ABORTION FELONY; REPEAL                                                         S.B. 37 & 39:

                                                             SUMMARY AS PASSED BY THE SENATE







Senate Bill 37 & 39 (as passed by the Senate)

Sponsor:  Senator Rosemary Bayer (S.B. 37)

               Senator Erika Geiss (S.B. 39)

Committee:  Health Policy


Date Completed:  4-24-23




Senate Bill 37 would delete from sentencing guidelines in the Code of Criminal Procedure the felonies prescribed under Section 14 of the Penal Code.


Senate Bill 39 would repeal Section 14 of the Michigan Penal Code, which prescribes a felony for administering to a pregnant woman any medicine, drug, or substance, or employing any instrument or other means, with intent to procure a miscarriage, unless it is necessary to protect the life of the mother and specifies that if those actions cause the death of the pregnant woman the offense is manslaughter.


Senate Bill 37 and Senate Bill 38 are tie-barred to Senate Bill 39. Senate Bill 38 would modify a provision stating a person who is convicted and sentenced for violating Section 14 of the Penal Code is not eligible for parole until they have served the minimum term imposed by the court.


Senate Bill 37


Currently, under the Code of Criminal Procedure, administering an abortion is a Class G felony against a person with a statutory maximum sentence of four years' imprisonment. Administering an abortion resulting in the death of the female is a Class C felony against a person with a statutory maximum sentence of 15 years' imprisonment.

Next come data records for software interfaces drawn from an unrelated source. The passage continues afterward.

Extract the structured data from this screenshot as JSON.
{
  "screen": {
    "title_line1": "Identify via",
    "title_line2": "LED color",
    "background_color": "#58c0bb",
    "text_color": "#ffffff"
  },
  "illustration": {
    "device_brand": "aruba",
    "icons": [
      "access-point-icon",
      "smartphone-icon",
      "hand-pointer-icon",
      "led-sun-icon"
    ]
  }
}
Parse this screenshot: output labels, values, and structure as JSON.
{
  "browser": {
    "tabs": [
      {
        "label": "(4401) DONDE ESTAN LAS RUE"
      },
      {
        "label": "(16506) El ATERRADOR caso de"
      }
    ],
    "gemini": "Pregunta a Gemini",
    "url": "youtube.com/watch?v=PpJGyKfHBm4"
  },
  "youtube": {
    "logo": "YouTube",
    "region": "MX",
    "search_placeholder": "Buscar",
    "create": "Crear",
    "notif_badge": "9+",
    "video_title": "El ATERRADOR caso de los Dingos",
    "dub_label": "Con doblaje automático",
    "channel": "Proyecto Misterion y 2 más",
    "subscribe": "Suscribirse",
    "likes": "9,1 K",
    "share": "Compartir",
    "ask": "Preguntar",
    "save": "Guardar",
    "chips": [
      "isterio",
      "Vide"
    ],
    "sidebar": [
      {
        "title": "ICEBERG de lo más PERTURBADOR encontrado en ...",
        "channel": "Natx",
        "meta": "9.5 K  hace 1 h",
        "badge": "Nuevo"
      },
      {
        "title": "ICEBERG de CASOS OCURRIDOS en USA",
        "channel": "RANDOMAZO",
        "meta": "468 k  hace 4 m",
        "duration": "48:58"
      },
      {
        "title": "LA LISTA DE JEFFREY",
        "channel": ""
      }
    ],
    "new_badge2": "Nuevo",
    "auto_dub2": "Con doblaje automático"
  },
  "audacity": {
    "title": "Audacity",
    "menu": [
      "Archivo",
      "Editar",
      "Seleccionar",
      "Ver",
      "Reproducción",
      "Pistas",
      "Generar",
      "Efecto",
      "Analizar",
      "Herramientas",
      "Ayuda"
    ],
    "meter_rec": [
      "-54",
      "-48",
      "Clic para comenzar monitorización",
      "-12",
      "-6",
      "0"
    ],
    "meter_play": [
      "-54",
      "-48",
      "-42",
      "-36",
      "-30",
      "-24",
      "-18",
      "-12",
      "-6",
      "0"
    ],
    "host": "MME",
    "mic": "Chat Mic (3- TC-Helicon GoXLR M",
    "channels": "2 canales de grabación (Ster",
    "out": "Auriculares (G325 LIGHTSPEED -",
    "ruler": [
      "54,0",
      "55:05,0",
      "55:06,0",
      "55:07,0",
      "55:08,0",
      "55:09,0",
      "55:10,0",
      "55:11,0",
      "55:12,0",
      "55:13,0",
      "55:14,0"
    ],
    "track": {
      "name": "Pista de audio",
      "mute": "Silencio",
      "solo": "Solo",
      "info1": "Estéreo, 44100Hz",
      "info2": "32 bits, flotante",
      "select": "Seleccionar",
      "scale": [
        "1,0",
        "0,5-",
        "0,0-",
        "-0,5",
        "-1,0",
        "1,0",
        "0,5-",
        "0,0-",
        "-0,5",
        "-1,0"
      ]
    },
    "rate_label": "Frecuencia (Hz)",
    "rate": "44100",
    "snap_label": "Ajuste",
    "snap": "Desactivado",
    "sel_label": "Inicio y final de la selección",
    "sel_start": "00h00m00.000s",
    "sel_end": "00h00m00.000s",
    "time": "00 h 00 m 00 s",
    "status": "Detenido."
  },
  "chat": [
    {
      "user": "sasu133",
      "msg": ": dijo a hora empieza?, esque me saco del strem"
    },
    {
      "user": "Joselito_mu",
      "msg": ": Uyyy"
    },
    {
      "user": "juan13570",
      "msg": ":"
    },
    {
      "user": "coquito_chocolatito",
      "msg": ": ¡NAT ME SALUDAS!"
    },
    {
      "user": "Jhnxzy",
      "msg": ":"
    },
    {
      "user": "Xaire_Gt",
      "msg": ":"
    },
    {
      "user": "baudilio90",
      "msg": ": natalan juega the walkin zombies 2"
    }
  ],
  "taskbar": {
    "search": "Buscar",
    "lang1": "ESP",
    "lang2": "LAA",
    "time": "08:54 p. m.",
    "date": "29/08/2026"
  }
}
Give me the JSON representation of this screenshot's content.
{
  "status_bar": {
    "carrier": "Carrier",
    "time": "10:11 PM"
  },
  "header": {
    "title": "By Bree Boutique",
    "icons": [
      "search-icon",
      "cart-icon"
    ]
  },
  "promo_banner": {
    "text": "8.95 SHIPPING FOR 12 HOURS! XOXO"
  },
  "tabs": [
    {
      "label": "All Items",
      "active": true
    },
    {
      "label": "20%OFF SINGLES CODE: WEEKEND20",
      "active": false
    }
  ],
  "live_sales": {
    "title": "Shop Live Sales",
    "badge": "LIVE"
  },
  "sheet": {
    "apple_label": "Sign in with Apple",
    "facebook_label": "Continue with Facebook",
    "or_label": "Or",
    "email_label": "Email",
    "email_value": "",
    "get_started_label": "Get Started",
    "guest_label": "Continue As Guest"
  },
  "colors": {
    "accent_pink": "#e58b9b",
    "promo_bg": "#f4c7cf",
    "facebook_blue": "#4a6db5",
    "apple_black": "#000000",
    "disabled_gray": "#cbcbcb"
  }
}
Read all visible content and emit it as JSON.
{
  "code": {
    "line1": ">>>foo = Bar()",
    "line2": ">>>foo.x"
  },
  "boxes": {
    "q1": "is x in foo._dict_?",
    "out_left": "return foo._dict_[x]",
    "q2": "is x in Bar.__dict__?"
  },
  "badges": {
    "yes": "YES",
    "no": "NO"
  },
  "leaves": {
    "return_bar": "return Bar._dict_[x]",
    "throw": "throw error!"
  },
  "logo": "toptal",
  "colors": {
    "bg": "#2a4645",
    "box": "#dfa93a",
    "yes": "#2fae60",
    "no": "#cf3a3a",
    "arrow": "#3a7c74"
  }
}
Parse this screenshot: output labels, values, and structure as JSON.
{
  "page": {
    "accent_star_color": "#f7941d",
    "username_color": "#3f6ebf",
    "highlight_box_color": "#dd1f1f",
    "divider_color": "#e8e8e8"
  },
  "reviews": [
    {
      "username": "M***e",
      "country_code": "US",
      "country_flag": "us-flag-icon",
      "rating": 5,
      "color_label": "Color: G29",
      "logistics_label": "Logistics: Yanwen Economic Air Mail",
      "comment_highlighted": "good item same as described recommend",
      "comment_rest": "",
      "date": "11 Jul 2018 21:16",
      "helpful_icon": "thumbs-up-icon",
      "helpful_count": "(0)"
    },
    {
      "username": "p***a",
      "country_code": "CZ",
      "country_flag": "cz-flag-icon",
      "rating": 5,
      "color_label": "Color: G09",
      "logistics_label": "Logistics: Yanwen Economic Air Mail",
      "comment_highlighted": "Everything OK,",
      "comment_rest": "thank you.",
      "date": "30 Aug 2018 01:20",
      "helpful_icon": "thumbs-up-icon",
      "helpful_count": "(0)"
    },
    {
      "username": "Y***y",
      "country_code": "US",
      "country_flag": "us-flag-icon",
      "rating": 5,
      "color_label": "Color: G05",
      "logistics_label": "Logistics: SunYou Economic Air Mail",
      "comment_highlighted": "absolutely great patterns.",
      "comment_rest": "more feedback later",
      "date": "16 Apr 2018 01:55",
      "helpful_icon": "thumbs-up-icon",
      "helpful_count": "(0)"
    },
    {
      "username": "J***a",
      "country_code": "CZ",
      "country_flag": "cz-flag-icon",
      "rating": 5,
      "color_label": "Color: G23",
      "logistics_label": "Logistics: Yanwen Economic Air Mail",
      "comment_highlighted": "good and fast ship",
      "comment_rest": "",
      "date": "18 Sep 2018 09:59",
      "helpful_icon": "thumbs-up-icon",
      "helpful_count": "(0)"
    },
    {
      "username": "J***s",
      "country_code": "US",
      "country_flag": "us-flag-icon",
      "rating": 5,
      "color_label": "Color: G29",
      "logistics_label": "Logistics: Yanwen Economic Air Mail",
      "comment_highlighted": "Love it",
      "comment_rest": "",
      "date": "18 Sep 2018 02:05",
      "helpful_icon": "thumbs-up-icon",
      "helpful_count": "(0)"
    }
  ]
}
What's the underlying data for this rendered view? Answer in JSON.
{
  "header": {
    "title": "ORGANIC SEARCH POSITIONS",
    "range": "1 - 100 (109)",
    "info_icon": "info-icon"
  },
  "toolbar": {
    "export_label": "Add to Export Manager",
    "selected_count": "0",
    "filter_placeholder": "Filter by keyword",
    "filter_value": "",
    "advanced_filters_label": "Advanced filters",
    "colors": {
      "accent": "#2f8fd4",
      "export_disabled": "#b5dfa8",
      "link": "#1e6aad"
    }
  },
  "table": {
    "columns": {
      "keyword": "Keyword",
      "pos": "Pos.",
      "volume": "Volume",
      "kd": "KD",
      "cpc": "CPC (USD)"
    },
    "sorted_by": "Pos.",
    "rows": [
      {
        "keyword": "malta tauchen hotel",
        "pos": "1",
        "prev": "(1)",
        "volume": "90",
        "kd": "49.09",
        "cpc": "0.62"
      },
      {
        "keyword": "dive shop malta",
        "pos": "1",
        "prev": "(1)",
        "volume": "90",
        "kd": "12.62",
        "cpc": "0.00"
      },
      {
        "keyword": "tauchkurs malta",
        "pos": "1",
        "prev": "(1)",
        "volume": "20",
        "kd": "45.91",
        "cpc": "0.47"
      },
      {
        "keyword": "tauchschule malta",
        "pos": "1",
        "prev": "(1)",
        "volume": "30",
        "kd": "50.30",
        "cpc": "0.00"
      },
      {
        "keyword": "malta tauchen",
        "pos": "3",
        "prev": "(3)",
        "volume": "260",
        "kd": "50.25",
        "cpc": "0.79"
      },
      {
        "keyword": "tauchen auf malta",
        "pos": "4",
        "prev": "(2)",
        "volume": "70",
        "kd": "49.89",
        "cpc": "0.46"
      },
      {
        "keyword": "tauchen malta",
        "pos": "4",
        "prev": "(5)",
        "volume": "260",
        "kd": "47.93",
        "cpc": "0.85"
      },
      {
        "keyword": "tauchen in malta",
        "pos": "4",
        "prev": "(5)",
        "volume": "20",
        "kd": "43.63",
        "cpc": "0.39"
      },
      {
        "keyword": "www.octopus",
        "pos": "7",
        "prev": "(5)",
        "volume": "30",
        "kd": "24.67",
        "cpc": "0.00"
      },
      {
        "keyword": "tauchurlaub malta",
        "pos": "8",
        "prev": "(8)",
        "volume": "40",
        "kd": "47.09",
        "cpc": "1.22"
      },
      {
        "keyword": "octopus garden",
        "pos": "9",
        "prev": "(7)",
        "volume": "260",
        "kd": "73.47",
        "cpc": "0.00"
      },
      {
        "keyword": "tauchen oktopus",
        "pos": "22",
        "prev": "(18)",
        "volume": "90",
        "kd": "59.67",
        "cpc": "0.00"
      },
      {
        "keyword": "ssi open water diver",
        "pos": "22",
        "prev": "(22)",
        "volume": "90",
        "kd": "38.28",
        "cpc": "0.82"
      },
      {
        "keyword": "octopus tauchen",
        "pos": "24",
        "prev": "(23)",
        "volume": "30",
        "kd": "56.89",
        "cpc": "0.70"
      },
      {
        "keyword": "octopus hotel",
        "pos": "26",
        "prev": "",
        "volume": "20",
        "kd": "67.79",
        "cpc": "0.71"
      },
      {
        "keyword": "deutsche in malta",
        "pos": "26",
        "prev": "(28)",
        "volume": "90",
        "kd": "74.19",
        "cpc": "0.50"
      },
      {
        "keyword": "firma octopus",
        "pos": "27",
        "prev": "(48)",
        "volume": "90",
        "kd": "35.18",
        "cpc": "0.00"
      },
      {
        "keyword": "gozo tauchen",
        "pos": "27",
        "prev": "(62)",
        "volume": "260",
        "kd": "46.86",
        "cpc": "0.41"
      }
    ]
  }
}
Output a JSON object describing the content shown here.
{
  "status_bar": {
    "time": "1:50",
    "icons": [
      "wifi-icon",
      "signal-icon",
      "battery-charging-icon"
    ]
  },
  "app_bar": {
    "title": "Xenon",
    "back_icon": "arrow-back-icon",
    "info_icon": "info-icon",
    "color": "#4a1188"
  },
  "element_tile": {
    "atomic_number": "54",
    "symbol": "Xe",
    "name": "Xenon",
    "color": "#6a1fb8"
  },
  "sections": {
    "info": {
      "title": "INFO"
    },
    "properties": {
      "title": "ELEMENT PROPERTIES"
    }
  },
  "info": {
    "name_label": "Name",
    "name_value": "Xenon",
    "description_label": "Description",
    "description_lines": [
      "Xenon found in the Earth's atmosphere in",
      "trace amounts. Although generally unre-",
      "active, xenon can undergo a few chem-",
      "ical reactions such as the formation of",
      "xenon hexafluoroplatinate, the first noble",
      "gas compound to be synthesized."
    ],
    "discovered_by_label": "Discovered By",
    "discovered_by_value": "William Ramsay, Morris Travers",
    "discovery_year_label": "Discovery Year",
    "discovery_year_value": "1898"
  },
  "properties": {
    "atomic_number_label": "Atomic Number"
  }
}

The bill would delete these sentencing guidelines.


Senate Bill 39


Under Section 14 of the Penal Code, a person who willfully administers to any pregnant woman any medicine, drug, substance or thing whatever, or employs any instrument or other means, with intent to procure a miscarriage, unless it is necessary to preserve the life of the woman, is guilty of a felony. If this transaction causes the death of a pregnant woman, the offense is manslaughter.


The bill would repeal Section 14.


MCL 777.16a (S.B. 37)                                                                                  

MCL 750.14 (repealed) (S.B. 39)




The passage of Proposal 22-3, which enshrined the individual right to reproductive freedom in the Michigan Constitution, invalidated State laws that conflicted with the Proposal's amendments. It has been suggested that various State laws be amended or repealed to agree with the Proposal's provisions.                             




In 1973, the United States Supreme Court issued its decision in Roe v. Wade, in which the Court struck down a Texas law making abortion illegal except when necessary to save the mother's life.[1] Following this decision, the abortion ban under Section 14 of the Michigan Penal Code went dormant. In June 2022, the US Supreme Court issued its opinion in Dobbs v. Jackson Women's Health Organization, which overruled Roe on the grounds that the US Constitution makes no reference to abortion, and the right is not implicitly protected by any constitutional provision, including the Fourteenth Amendment.[2] Following the Dobbs decision, Michigan's abortion ban went back into effect; however, a lawsuit was filed seeking to block the enforcement of the law and that lawsuit resulted in a court of claims judge ruling that the abortion ban was unconstitutional.


During the 2022 election cycle, a group called Reproductive Freedom for All circulated petitions and collected enough signatures for a proposed constitutional amendment to be placed on the 2022 November general election ballot. The amendment establishes an individual right to reproductive freedom, including the right to make and carry out all decisions about pregnancy, such as prenatal care, childbirth, postpartum care, contraception, sterilization, abortion, miscarriage management, and infertility; allows the State to prohibit abortion after fetal viability unless needed to protect a patient's life or physical or mental health; prohibits State discrimination in enforcement of the right; prohibits the prosecution of an individual, or a person helping a pregnant individual, for exercising rights established by the amendment; and invalidates State laws that conflict with the proposed amendment.[3] Proposal 22-3 passed with 56.66% of electors in favor of the proposal.[4]


                                                                    Legislative Analysts:  Eleni Lionas

Alex Krabill



The bills would have no fiscal impact on State or local government.


                                                                      Fiscal Analyst:  Joe Carrasco, Jr.


This analysis was prepared by nonpartisan Senate staff for use by the Senate in its deliberations and does not constitute an official statement of legislative intent.


[1] 410 US 113 (1973)

[2] 597 US ___.

[3] "November 2022 Ballot Proposal 22-3", Senate Fiscal Agency.

[4] "2022 Michigan Election Results", The Office of Secretary of State Jocelyn Benson. Available at: https://mielections.us/election/results/2022GEN_CENR.html. Retrieved on 2-28-2023.